**Saved data entries**
[Start of Attachment]

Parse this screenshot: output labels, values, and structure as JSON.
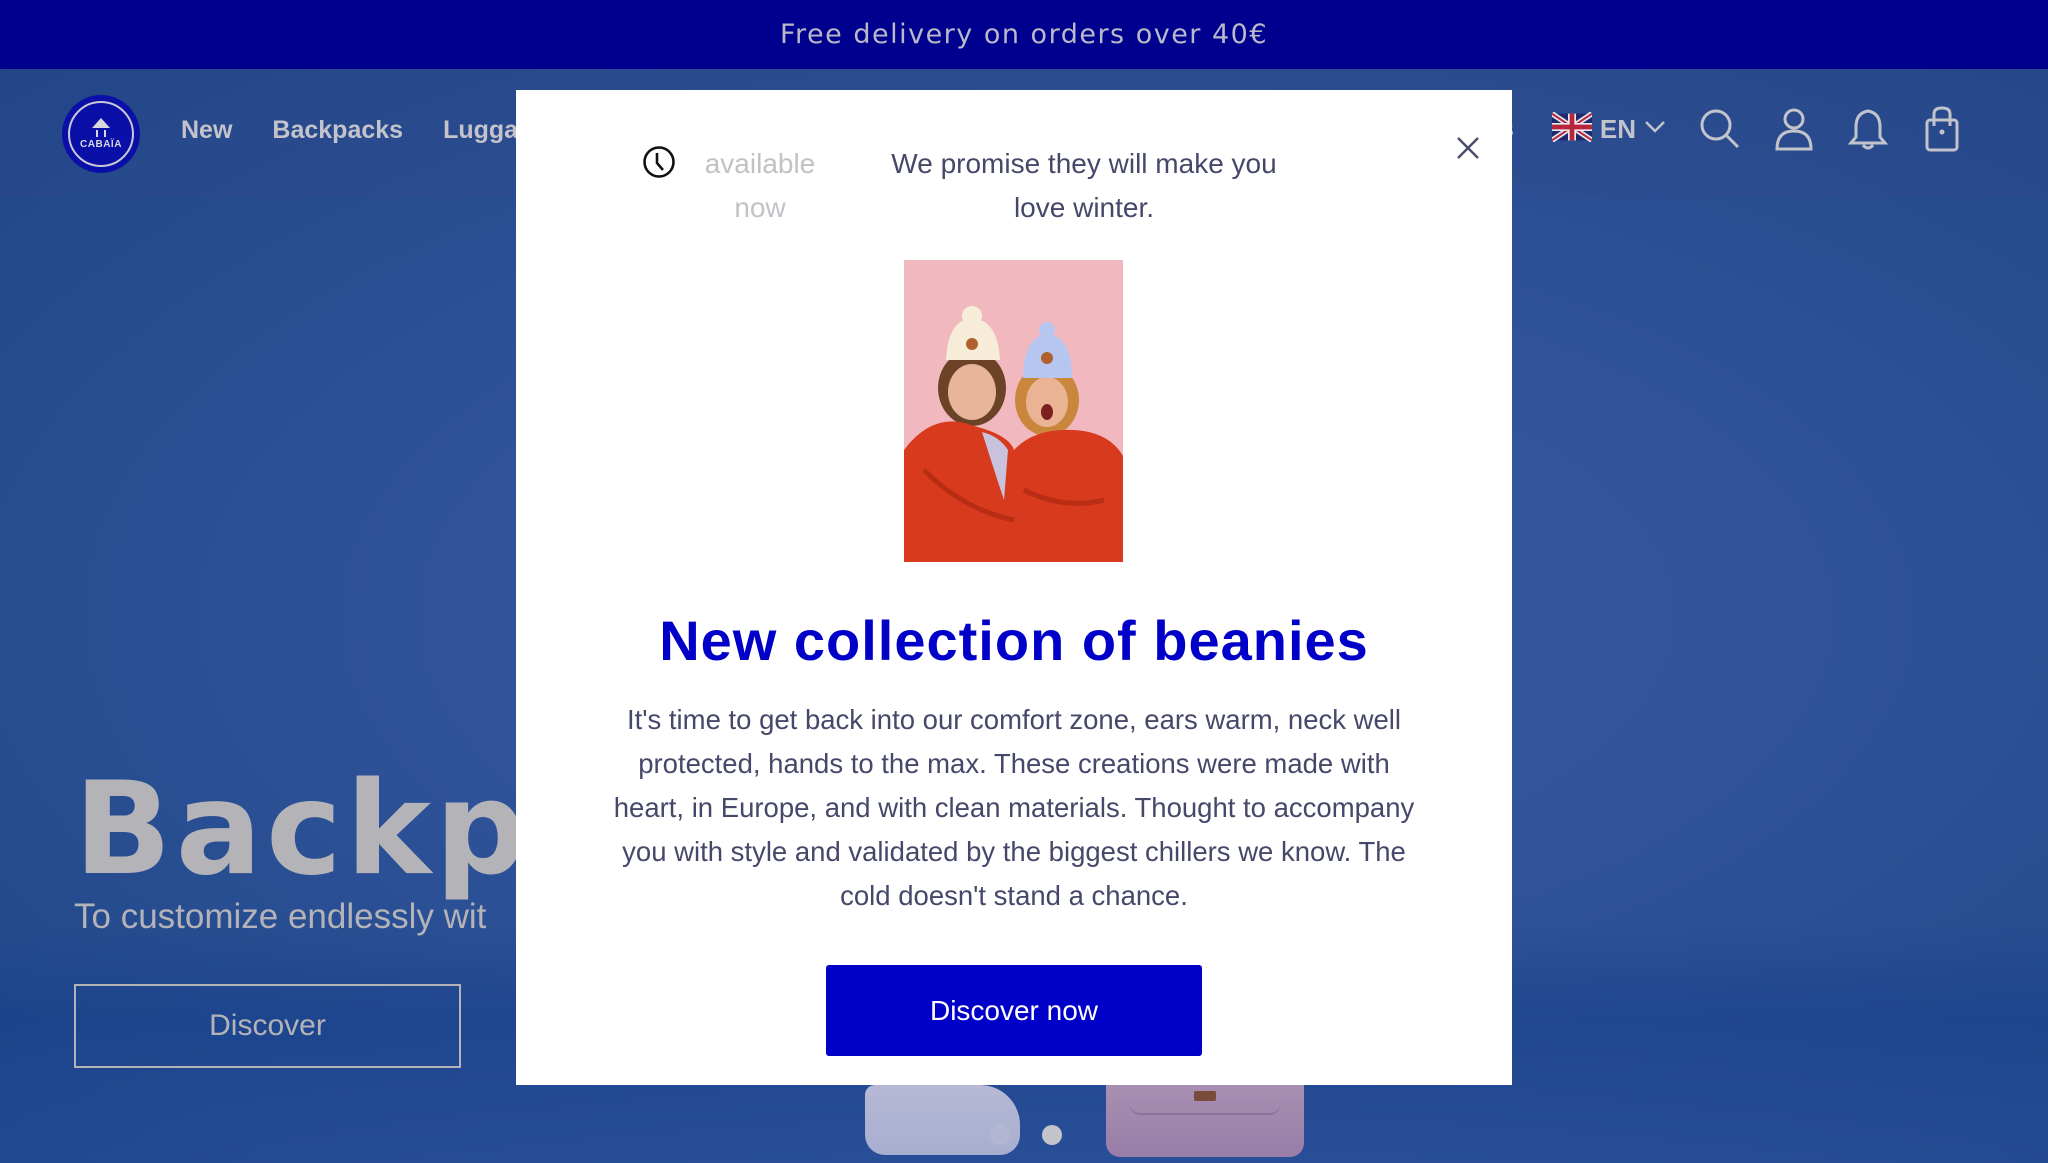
{
  "promo_bar": {
    "text": "Free delivery on orders over 40€"
  },
  "header": {
    "logo_text": "CABAÏA",
    "nav_items": [
      "New",
      "Backpacks",
      "Lugga"
    ],
    "nav_partial_right": "s",
    "language": {
      "code": "EN",
      "flag": "uk-flag-icon"
    },
    "icons": [
      "search-icon",
      "account-icon",
      "notification-bell-icon",
      "shopping-bag-icon"
    ]
  },
  "hero": {
    "title": "Backpa",
    "subtitle": "To customize endlessly wit",
    "button_label": "Discover",
    "carousel": {
      "total_dots": 2,
      "active_index": 1
    }
  },
  "modal": {
    "availability": {
      "icon": "clock-icon",
      "text": "available now"
    },
    "tagline": "We promise they will make you love winter.",
    "image_alt": "Two people wearing beanies wrapped in a red blanket",
    "title": "New collection of beanies",
    "body": "It's time to get back into our comfort zone, ears warm, neck well protected, hands to the max. These creations were made with heart, in Europe, and with clean materials. Thought to accompany you with style and validated by the biggest chillers we know. The cold doesn't stand a chance.",
    "cta_label": "Discover now",
    "close_icon": "close-icon"
  },
  "colors": {
    "promo_bg": "#00008f",
    "brand_blue": "#0000c8",
    "hero_bg": "#30539a",
    "body_text": "#46486a",
    "muted_text": "#c1c1c6"
  }
}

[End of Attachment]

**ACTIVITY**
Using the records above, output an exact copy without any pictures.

**SOLUTION TO THIS EXERCISE**
Parse this screenshot: output labels, values, and structure as JSON.
{
  "promo_bar": {
    "text": "Free delivery on orders over 40€"
  },
  "header": {
    "logo_text": "CABAÏA",
    "nav_items": [
      "New",
      "Backpacks",
      "Lugga"
    ],
    "nav_partial_right": "s",
    "language": {
      "code": "EN",
      "flag": "uk-flag-icon"
    },
    "icons": [
      "search-icon",
      "account-icon",
      "notification-bell-icon",
      "shopping-bag-icon"
    ]
  },
  "hero": {
    "title": "Backpa",
    "subtitle": "To customize endlessly wit",
    "button_label": "Discover",
    "carousel": {
      "total_dots": 2,
      "active_index": 1
    }
  },
  "modal": {
    "availability": {
      "icon": "clock-icon",
      "text": "available now"
    },
    "tagline": "We promise they will make you love winter.",
    "image_alt": "Two people wearing beanies wrapped in a red blanket",
    "title": "New collection of beanies",
    "body": "It's time to get back into our comfort zone, ears warm, neck well protected, hands to the max. These creations were made with heart, in Europe, and with clean materials. Thought to accompany you with style and validated by the biggest chillers we know. The cold doesn't stand a chance.",
    "cta_label": "Discover now",
    "close_icon": "close-icon"
  },
  "colors": {
    "promo_bg": "#00008f",
    "brand_blue": "#0000c8",
    "hero_bg": "#30539a",
    "body_text": "#46486a",
    "muted_text": "#c1c1c6"
  }
}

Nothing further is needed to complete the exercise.